Although our working hours have changed to 10:00 to 3:00 during Ramazan, I still got up at seven. In the vacant lot eleven floors below my window I saw a pack of five dogs resting. Quickly I dressed and went down to see whether I could pet them.
When I approached, I avoided eye contact and crouched down so as to make myself less intimidating. Typically this body language works with dogs in the US. However, Turkish dogs seem to view these movements in a more negative light as if one is reaching for a stone to throw at them. Thus, the dog pack scattered. My bad. They galloped up the side walk, and looked both ways as they crossed a busy intersection. (It's true that the dogs here in Turkey actually have street smarts. And it's good that they do, I actually saw a vehicle swerve as if it were intending to hit them.)
I followed the pack for a while, reading my Kindle as I walked. One of the dogs lingered behind, but he didn't hold still long enough for me to pet him.
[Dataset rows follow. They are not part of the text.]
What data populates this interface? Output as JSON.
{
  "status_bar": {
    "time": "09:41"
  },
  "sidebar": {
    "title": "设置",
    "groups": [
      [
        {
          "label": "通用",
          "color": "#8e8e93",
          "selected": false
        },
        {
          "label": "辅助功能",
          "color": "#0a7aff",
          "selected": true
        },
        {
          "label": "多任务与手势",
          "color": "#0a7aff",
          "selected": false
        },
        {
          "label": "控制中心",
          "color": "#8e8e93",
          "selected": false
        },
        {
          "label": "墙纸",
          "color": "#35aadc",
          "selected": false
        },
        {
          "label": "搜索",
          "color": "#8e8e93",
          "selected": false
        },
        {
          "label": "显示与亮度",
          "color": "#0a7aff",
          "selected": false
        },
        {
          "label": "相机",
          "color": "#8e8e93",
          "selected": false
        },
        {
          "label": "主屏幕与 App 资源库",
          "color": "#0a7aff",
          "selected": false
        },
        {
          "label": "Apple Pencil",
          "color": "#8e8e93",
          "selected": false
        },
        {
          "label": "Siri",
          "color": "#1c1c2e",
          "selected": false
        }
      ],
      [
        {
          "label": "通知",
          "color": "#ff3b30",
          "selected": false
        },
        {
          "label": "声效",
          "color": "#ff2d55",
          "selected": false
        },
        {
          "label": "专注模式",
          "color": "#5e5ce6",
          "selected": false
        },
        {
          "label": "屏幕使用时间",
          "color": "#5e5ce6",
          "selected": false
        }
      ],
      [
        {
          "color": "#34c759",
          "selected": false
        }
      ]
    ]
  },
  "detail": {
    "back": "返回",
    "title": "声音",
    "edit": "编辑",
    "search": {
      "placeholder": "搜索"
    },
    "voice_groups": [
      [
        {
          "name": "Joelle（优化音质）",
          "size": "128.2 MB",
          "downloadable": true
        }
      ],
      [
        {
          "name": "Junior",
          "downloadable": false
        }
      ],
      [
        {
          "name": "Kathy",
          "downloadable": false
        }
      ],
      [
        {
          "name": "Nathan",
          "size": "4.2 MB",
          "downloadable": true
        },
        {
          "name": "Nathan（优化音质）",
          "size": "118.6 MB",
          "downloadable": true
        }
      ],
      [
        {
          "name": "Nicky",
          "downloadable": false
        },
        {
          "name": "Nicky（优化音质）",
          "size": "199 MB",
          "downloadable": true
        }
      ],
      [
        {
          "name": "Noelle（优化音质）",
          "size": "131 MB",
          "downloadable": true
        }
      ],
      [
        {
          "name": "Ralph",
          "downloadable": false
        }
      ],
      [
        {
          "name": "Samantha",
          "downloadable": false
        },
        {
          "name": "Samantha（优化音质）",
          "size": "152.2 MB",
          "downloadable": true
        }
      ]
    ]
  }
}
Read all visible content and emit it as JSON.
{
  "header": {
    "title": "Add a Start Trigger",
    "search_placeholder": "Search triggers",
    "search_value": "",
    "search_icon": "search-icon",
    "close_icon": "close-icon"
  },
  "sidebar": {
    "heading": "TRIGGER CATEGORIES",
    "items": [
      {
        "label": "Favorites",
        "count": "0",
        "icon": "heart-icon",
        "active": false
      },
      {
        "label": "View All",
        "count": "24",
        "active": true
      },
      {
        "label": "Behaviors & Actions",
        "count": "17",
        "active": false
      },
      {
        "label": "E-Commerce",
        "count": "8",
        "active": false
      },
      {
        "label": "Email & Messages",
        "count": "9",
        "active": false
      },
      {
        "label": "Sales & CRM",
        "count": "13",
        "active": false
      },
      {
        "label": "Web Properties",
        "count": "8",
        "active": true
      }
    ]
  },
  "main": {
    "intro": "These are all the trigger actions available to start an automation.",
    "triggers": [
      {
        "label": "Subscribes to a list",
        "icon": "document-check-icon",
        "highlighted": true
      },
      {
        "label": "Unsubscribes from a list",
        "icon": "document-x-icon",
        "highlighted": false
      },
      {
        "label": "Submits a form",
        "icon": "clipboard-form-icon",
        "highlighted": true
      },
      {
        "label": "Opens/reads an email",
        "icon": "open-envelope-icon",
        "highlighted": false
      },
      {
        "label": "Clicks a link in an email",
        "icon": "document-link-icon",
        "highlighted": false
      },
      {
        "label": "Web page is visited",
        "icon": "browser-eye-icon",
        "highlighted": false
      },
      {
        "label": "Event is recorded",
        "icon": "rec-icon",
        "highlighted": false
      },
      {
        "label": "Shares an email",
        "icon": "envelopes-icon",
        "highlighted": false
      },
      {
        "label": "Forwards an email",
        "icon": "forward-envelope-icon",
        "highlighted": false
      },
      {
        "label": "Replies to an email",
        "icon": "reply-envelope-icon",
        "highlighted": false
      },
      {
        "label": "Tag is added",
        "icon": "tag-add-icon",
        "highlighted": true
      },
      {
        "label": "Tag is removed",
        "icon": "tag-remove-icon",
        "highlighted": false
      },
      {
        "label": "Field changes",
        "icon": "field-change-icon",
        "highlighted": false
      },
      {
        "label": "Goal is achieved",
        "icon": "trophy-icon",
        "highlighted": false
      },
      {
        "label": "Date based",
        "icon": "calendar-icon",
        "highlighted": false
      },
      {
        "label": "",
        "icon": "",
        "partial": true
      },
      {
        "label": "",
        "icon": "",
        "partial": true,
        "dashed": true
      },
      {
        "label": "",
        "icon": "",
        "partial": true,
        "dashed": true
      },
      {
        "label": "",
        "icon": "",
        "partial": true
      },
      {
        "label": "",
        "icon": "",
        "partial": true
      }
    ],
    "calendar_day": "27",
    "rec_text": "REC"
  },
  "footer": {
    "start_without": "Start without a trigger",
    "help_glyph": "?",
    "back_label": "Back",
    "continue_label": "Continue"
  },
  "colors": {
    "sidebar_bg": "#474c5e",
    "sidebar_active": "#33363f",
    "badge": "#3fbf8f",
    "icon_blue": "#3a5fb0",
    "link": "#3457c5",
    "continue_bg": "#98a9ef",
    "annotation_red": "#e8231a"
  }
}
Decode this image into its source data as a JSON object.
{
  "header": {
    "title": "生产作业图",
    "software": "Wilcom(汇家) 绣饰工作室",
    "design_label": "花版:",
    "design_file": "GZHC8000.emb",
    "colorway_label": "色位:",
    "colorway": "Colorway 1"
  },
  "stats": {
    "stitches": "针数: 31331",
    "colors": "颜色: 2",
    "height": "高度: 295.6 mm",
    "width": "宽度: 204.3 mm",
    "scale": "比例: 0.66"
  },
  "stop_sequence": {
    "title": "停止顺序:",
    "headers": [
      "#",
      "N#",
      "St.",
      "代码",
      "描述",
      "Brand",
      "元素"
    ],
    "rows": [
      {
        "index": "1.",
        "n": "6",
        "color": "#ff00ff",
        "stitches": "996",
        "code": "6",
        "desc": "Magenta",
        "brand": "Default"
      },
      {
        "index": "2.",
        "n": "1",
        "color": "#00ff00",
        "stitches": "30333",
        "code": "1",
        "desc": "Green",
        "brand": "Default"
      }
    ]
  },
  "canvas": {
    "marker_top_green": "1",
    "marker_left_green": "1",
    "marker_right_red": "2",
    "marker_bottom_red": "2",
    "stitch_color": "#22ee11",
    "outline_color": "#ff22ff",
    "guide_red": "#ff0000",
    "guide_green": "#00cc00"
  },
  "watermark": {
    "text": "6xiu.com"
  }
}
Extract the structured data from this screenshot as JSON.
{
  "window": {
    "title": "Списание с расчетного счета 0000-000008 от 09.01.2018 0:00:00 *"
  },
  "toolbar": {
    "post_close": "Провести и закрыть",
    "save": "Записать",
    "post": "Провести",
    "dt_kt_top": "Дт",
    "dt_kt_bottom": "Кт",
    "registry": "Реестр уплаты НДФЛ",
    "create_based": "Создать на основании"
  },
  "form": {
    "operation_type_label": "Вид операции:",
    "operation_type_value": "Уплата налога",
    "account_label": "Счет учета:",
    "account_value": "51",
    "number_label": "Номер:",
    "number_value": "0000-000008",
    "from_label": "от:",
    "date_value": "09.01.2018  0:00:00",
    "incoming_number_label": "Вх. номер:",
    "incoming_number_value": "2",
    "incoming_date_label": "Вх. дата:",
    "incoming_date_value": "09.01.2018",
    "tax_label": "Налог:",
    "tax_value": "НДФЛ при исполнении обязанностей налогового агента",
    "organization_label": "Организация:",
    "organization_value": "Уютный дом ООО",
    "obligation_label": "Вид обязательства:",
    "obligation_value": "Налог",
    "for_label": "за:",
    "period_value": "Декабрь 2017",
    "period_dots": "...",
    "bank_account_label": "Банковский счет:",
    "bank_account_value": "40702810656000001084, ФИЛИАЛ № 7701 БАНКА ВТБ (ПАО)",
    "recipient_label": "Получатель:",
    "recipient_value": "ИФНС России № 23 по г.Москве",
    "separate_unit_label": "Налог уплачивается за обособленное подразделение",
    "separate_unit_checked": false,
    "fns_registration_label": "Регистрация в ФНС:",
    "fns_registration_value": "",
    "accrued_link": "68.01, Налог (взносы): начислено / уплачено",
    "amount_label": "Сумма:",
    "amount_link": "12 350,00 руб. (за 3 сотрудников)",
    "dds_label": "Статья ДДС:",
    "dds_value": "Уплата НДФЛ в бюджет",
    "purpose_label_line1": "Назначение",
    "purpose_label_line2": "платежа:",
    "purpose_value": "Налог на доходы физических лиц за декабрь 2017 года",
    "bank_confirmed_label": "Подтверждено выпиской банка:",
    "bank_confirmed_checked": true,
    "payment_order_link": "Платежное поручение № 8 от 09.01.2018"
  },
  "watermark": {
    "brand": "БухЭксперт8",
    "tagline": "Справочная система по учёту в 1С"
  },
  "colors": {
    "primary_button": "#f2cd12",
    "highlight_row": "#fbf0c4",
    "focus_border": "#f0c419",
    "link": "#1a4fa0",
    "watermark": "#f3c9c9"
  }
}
It is now 11:00, and Jena and I are at work. I'm definitely hungry, and seeing others (Jena included) drink coffee and water is making my stomach pangs more acute. This morning we had a quick meeting with our boss, and I asked him about the phrase to use during this time of year. He said either İyi Ramazanlar or Ramazanınız mübarek olsun. Since the latter means may your Ramazan be blessed, I'll sign off with the other one, İyi Ramazanlar--literally, Good Ramazans.